Composers in that century and its sequel such as Schubert, Mendelssohn, Schumann, Tchaikovsky, Smetana, Brahms, Dvorak, Borodin, Ravel, Sibelius, Debussy, Bartók would expand the string quartet repertoire considerably. Their works would lead the string quartet away from the strict classical form as they gradually explored further possibilities. But their compositions still recall Haydn's thoughts and remain manifestations of absolute music rather than musical representations. Finally between 1938 and 1974 Shostakovich would produce 15 quartets which, when viewed through the distorting lens of socialist realism, would recall the formalist debate two centuries earlier.


  1. Today Galen is less well-known than Plato, Aristotle or Hippocrates. But until the beginning of the sixteenth century his writings had been influential. Galen, the personal physician to three Roman emperors: Marcus Aurelius, Commodus and Septimius Severus, had published an account of human anatomy which became the orthodox theory for over one thousand years. His theories were based on his dissections of Barbary apes which he assumed had anatomies similarity to humans. Galen's observations that the nerves issuing from the brain and spinal chord were necessary for muscle contraction made him argue against Aristotle's contention that the soul was situated in the brain rather than in the heart.

    However Galen's influence diminished abruptly after Andreas Vesalius published De humani corporis fabrica (On the Structure of the Human Body) in 1543. Unlike Galen, for whom the laws of ancient Rome forbade the dissection of humans, Vesalius could dissect the bodies of executed criminals and in doing so had noticed critical differences in the anatomies of humans and apes.
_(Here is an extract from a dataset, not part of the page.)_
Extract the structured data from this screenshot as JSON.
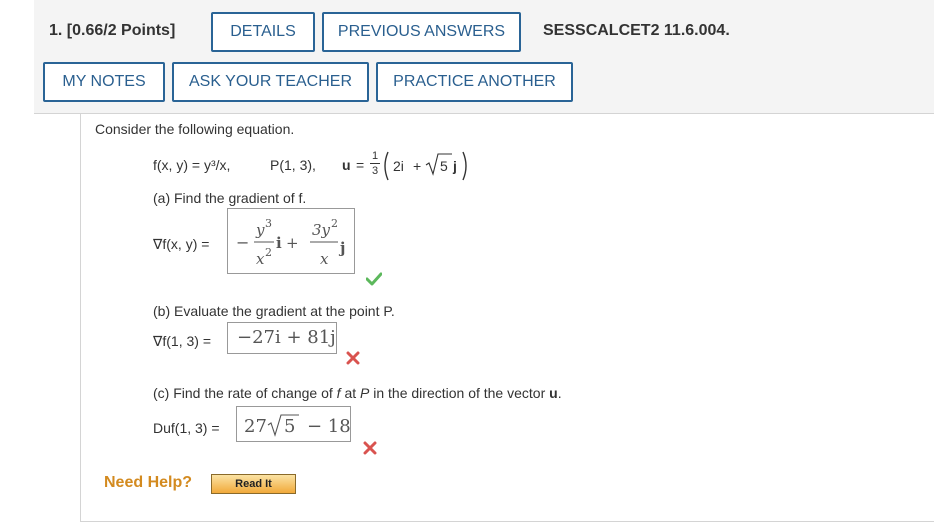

    The final blow to Galen's theories occurred in 1628 when William Harvey established that the heart acts as a pump to cause the blood circulation. back

  2. Charles Rosen's book "The Classical Style: Haydn, Mozart, Beethoven" provides a comprehensive study, with numerous examples, of the how this style was developed by the first Vienna school. back

  3. These include the first 10, although they are strictly more divertimenti , the unfinished quartet opus 103, but not the popular quartet transcription of the orchestral work 'The Seven Last Words of our Saviour on the Cross" opus 51. back

  4. A charming walled town lying between Florence and Pisa whose numerous summer tourists are more aware of the other composer who is its native son: Giacomo [Antonio Domenico Michele Secondo Maria] Puccini. back

  5. If Mrs. Wilberforce in the 1955 Ealing Studios black comedy 'The Ladykillers' had been married to a musicologist rather than a seaman she might have noticed that although 'Professor' Marcus's quintet was giving a perfect rendering of Boccherini's Minuet (from his String Quintet in E, Op. 11 No. 5) it was doing so with only one cellist! back

  6. As of course it still obviously does when popular music is taken into account. back

  7. It is believed that almost all the music in Ancient Greece was vocal accompanied by stringed instruments playing the same notes of the melody. The music was therefore monodic rather than polyphonic. One of seven modes or scales would have been used, each of which had an affinity to the mood being expressed by the words. back

  8. Immanuel Kant, Kritik der Urteilskraft (Felix Meiner Verlag, 5th Edition, Leipzig 1922), p.49. Kant's Critique on Aesthetics, like his other two critiques on pure reason and on ethics, makes notoriously difficult reading and is probably best approached through the secondary literature. All three works contain penetrating insights and although we might disagree with some of his conclusions Kant's efforts to achieve a rational basis for experience made him, in the eyes of many, the Enlightenment's greatest philosopher. back

  9. For a discussion of the change in attitudes between the publications of Kant in 1790 and Hoffmann in 1810, see: Mark Evan Bonds, Music as Thought (Princeton University Press, 2006), Chapter 1. back

  10. Carl Dahlhaus, The Idea of Absolute Music (The University of Chicago Press, 1991), p. 17. back

  11. Arthur Schopenhauer, The World as Will and Representation, - Vols. 1 & 2; 1819, 1844  (Dover, 1969). Music is discussed in book III of volume one and chapters XXIX - XXXIX of volume two. back